However, given the lack of national direction via advice and research over the last 25 years many UK dairy farmers are flourishing. Committed UK dairy farmers in both the confinement and grass-based systems have travelled the globe in search of advice and research on how to make their businesses more profitable and sustainable. The confinement dairy farmers looking to the US and grass-based looking to Moorepark in Ireland for direction. The message here is that good dairy farmers will always find a way.
We presently have a thriving dairy industry here in Ireland with a clear focus at farm, processing , retail and government level however, we cannot rest on our laurels. The remaining 7,880 UK dairy farmers have arrived at this juncture by survival of the fittest in a tough less protected market environment.

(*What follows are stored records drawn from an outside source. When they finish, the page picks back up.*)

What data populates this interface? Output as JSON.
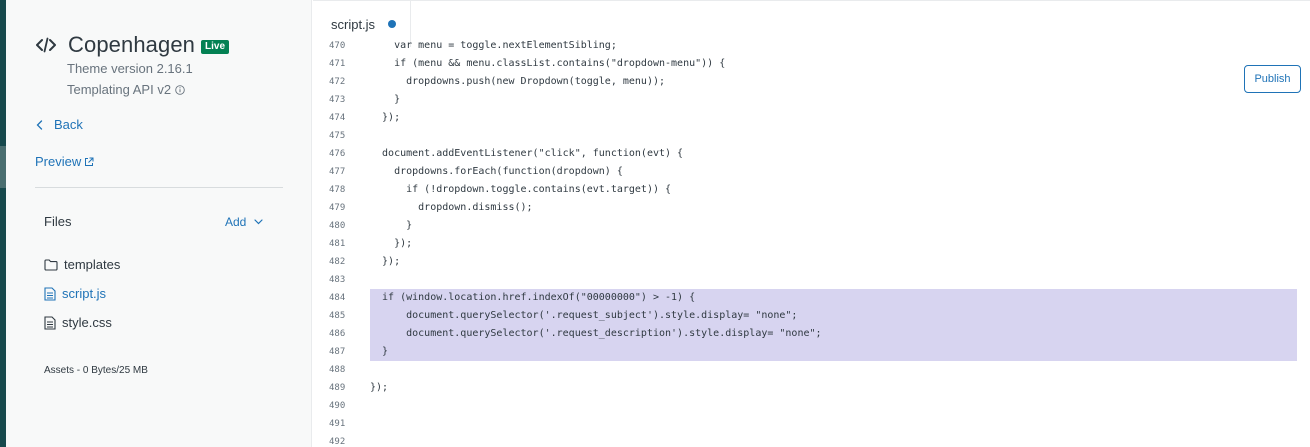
{
  "theme": {
    "name": "Copenhagen",
    "badge": "Live",
    "version": "Theme version 2.16.1",
    "templating": "Templating API v2"
  },
  "nav": {
    "back": "Back",
    "preview": "Preview"
  },
  "files": {
    "title": "Files",
    "add": "Add",
    "items": [
      {
        "name": "templates",
        "icon": "folder-icon"
      },
      {
        "name": "script.js",
        "icon": "file-icon",
        "active": true
      },
      {
        "name": "style.css",
        "icon": "file-icon"
      }
    ],
    "assets": "Assets - 0 Bytes/25 MB"
  },
  "editor": {
    "tab": "script.js",
    "publish": "Publish",
    "lines": [
      {
        "n": "470",
        "t": "    var menu = toggle.nextElementSibling;"
      },
      {
        "n": "471",
        "t": "    if (menu && menu.classList.contains(\"dropdown-menu\")) {"
      },
      {
        "n": "472",
        "t": "      dropdowns.push(new Dropdown(toggle, menu));"
      },
      {
        "n": "473",
        "t": "    }"
      },
      {
        "n": "474",
        "t": "  });"
      },
      {
        "n": "475",
        "t": ""
      },
      {
        "n": "476",
        "t": "  document.addEventListener(\"click\", function(evt) {"
      },
      {
        "n": "477",
        "t": "    dropdowns.forEach(function(dropdown) {"
      },
      {
        "n": "478",
        "t": "      if (!dropdown.toggle.contains(evt.target)) {"
      },
      {
        "n": "479",
        "t": "        dropdown.dismiss();"
      },
      {
        "n": "480",
        "t": "      }"
      },
      {
        "n": "481",
        "t": "    });"
      },
      {
        "n": "482",
        "t": "  });"
      },
      {
        "n": "483",
        "t": ""
      },
      {
        "n": "484",
        "t": "  if (window.location.href.indexOf(\"00000000\") > -1) {",
        "hl": true
      },
      {
        "n": "485",
        "t": "      document.querySelector('.request_subject').style.display= \"none\";",
        "hl": true
      },
      {
        "n": "486",
        "t": "      document.querySelector('.request_description').style.display= \"none\";",
        "hl": true
      },
      {
        "n": "487",
        "t": "  }",
        "hl": true
      },
      {
        "n": "488",
        "t": ""
      },
      {
        "n": "489",
        "t": "});"
      },
      {
        "n": "490",
        "t": ""
      },
      {
        "n": "491",
        "t": ""
      },
      {
        "n": "492",
        "t": ""
      }
    ]
  },
  "colors": {
    "accent": "#1f73b7",
    "live_badge": "#038153",
    "highlight": "#d7d4f0",
    "left_strip": "#17494d"
  }
}
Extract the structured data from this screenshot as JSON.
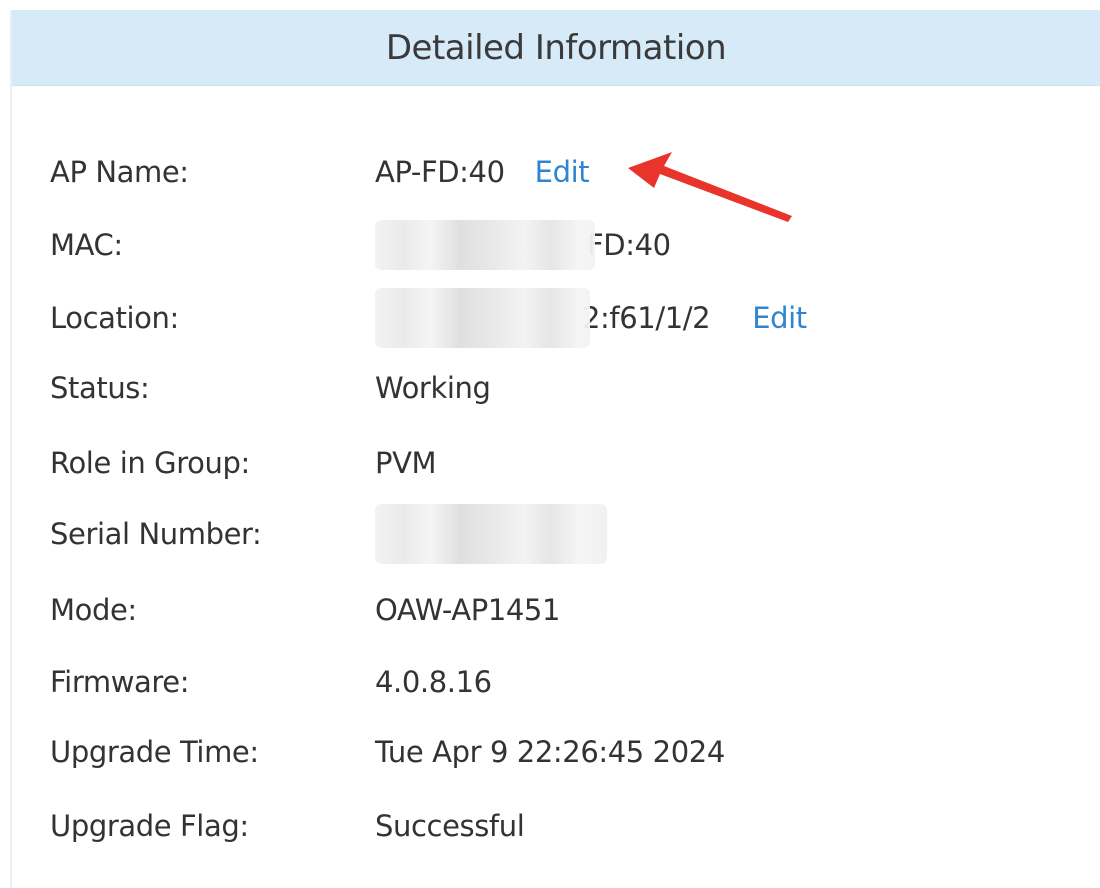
{
  "panel": {
    "title": "Detailed Information"
  },
  "rows": [
    {
      "label": "AP Name:",
      "value": "AP-FD:40",
      "edit": "Edit"
    },
    {
      "label": "MAC:",
      "value_tail": "FD:40"
    },
    {
      "label": "Location:",
      "value_tail": "2:f61/1/2",
      "edit": "Edit"
    },
    {
      "label": "Status:",
      "value": "Working"
    },
    {
      "label": "Role in Group:",
      "value": "PVM"
    },
    {
      "label": "Serial Number:",
      "value": ""
    },
    {
      "label": "Mode:",
      "value": "OAW-AP1451"
    },
    {
      "label": "Firmware:",
      "value": "4.0.8.16"
    },
    {
      "label": "Upgrade Time:",
      "value": "Tue Apr 9 22:26:45 2024"
    },
    {
      "label": "Upgrade Flag:",
      "value": "Successful"
    }
  ],
  "colors": {
    "header_bg": "#d6eaf8",
    "link": "#2f86cf",
    "arrow": "#e8342a"
  },
  "annotation": {
    "icon": "red-arrow-icon"
  }
}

They have similar climatic benefits to Irish dairy farmers but have the added advantages of land availability, larger farm size and huge domestic market on the doorstep.
There are definitely more opportunities for new entrants to lease or enter partnerships on dairy farms of a viable size to provide sufficient income for all parties and there are also many opportunities for those interested in owning / managing multiple dairy units, there were examples of both in Dumfries.
As already stated, sometimes you have to go abroad to appreciate what you have at home, but it’s clear from my trip to look at UK dairying that we need to quickly agree and put in place our plan for the next 20 years of the Irish Dairy Industry.
The opportunities open to UK based dairy farmers and processors have the potential to pass us out on all fronts unless use our unified team industry approach to innovate and implement this plan. Just because it worked before does not mean it will work again.
Table 1: Republic of Ireland -v- UK Dairying
|Dairy Farmers (no)
|Dairy Cows (no)
|Milk Produced (litres)
|8.5 billion litres
|15.3 billion litres
|Herd Size (no)
|Yield per Cow (litres)